--- Task to carry out ---
Each entry, as given, must be output unchanged.

Data about app and page elements

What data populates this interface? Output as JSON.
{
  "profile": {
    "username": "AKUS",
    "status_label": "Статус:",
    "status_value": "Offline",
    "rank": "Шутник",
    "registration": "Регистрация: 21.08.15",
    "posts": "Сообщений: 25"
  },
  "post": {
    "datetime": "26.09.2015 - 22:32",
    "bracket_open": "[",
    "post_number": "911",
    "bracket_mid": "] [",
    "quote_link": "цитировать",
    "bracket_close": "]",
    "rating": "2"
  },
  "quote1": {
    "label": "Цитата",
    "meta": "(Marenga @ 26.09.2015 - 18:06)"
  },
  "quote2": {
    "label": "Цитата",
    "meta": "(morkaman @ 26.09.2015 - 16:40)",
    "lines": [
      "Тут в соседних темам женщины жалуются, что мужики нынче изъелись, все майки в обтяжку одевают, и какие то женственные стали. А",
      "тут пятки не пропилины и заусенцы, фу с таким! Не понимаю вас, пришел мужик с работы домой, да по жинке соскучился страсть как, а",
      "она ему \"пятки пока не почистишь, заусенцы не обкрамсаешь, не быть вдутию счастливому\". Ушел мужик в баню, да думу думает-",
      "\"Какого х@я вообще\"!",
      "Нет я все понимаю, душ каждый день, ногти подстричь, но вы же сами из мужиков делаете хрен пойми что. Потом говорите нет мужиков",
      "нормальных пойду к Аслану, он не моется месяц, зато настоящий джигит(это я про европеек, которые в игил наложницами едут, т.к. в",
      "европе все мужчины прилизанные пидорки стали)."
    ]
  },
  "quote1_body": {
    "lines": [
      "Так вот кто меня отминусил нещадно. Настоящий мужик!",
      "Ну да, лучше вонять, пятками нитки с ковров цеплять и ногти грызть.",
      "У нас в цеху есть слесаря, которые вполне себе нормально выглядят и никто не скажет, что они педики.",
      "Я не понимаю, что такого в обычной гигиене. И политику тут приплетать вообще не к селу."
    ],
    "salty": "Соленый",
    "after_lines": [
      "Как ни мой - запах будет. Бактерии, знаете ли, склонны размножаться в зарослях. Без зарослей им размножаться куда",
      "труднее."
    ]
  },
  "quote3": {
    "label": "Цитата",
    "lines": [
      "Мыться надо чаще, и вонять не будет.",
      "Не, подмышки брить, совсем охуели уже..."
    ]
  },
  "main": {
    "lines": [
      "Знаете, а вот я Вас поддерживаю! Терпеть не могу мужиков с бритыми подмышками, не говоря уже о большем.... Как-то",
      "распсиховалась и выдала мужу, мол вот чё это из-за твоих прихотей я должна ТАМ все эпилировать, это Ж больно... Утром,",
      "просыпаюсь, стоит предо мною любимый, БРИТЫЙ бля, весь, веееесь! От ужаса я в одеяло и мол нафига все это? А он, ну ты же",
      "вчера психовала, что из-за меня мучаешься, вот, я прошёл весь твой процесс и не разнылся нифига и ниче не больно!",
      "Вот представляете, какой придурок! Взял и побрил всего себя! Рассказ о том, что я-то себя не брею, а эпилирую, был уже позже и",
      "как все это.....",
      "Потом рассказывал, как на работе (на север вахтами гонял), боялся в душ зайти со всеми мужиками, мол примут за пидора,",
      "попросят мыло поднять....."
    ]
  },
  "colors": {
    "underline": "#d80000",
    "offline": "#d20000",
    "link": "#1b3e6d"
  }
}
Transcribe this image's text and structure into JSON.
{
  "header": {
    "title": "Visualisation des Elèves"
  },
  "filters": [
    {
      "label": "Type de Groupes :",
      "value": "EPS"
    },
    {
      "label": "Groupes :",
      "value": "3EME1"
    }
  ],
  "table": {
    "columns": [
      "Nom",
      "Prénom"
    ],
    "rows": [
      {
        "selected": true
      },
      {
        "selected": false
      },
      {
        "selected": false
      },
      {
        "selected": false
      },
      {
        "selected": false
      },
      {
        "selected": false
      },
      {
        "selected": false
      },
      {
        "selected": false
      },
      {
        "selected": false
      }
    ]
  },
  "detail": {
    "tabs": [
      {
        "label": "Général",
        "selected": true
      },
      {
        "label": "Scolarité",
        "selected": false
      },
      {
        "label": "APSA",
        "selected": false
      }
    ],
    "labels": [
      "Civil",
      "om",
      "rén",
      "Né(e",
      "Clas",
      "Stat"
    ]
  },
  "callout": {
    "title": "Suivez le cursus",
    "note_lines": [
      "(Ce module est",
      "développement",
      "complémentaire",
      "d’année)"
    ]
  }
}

--- Answer to this problem ---
What data populates this interface? Output as JSON.
{
  "profile": {
    "username": "AKUS",
    "status_label": "Статус:",
    "status_value": "Offline",
    "rank": "Шутник",
    "registration": "Регистрация: 21.08.15",
    "posts": "Сообщений: 25"
  },
  "post": {
    "datetime": "26.09.2015 - 22:32",
    "bracket_open": "[",
    "post_number": "911",
    "bracket_mid": "] [",
    "quote_link": "цитировать",
    "bracket_close": "]",
    "rating": "2"
  },
  "quote1": {
    "label": "Цитата",
    "meta": "(Marenga @ 26.09.2015 - 18:06)"
  },
  "quote2": {
    "label": "Цитата",
    "meta": "(morkaman @ 26.09.2015 - 16:40)",
    "lines": [
      "Тут в соседних темам женщины жалуются, что мужики нынче изъелись, все майки в обтяжку одевают, и какие то женственные стали. А",
      "тут пятки не пропилины и заусенцы, фу с таким! Не понимаю вас, пришел мужик с работы домой, да по жинке соскучился страсть как, а",
      "она ему \"пятки пока не почистишь, заусенцы не обкрамсаешь, не быть вдутию счастливому\". Ушел мужик в баню, да думу думает-",
      "\"Какого х@я вообще\"!",
      "Нет я все понимаю, душ каждый день, ногти подстричь, но вы же сами из мужиков делаете хрен пойми что. Потом говорите нет мужиков",
      "нормальных пойду к Аслану, он не моется месяц, зато настоящий джигит(это я про европеек, которые в игил наложницами едут, т.к. в",
      "европе все мужчины прилизанные пидорки стали)."
    ]
  },
  "quote1_body": {
    "lines": [
      "Так вот кто меня отминусил нещадно. Настоящий мужик!",
      "Ну да, лучше вонять, пятками нитки с ковров цеплять и ногти грызть.",
      "У нас в цеху есть слесаря, которые вполне себе нормально выглядят и никто не скажет, что они педики.",
      "Я не понимаю, что такого в обычной гигиене. И политику тут приплетать вообще не к селу."
    ],
    "salty": "Соленый",
    "after_lines": [
      "Как ни мой - запах будет. Бактерии, знаете ли, склонны размножаться в зарослях. Без зарослей им размножаться куда",
      "труднее."
    ]
  },
  "quote3": {
    "label": "Цитата",
    "lines": [
      "Мыться надо чаще, и вонять не будет.",
      "Не, подмышки брить, совсем охуели уже..."
    ]
  },
  "main": {
    "lines": [
      "Знаете, а вот я Вас поддерживаю! Терпеть не могу мужиков с бритыми подмышками, не говоря уже о большем.... Как-то",
      "распсиховалась и выдала мужу, мол вот чё это из-за твоих прихотей я должна ТАМ все эпилировать, это Ж больно... Утром,",
      "просыпаюсь, стоит предо мною любимый, БРИТЫЙ бля, весь, веееесь! От ужаса я в одеяло и мол нафига все это? А он, ну ты же",
      "вчера психовала, что из-за меня мучаешься, вот, я прошёл весь твой процесс и не разнылся нифига и ниче не больно!",
      "Вот представляете, какой придурок! Взял и побрил всего себя! Рассказ о том, что я-то себя не брею, а эпилирую, был уже позже и",
      "как все это.....",
      "Потом рассказывал, как на работе (на север вахтами гонял), боялся в душ зайти со всеми мужиками, мол примут за пидора,",
      "попросят мыло поднять....."
    ]
  },
  "colors": {
    "underline": "#d80000",
    "offline": "#d20000",
    "link": "#1b3e6d"
  }
}
Transcribe this image's text and structure into JSON.
{
  "header": {
    "title": "Visualisation des Elèves"
  },
  "filters": [
    {
      "label": "Type de Groupes :",
      "value": "EPS"
    },
    {
      "label": "Groupes :",
      "value": "3EME1"
    }
  ],
  "table": {
    "columns": [
      "Nom",
      "Prénom"
    ],
    "rows": [
      {
        "selected": true
      },
      {
        "selected": false
      },
      {
        "selected": false
      },
      {
        "selected": false
      },
      {
        "selected": false
      },
      {
        "selected": false
      },
      {
        "selected": false
      },
      {
        "selected": false
      },
      {
        "selected": false
      }
    ]
  },
  "detail": {
    "tabs": [
      {
        "label": "Général",
        "selected": true
      },
      {
        "label": "Scolarité",
        "selected": false
      },
      {
        "label": "APSA",
        "selected": false
      }
    ],
    "labels": [
      "Civil",
      "om",
      "rén",
      "Né(e",
      "Clas",
      "Stat"
    ]
  },
  "callout": {
    "title": "Suivez le cursus",
    "note_lines": [
      "(Ce module est",
      "développement",
      "complémentaire",
      "d’année)"
    ]
  }
}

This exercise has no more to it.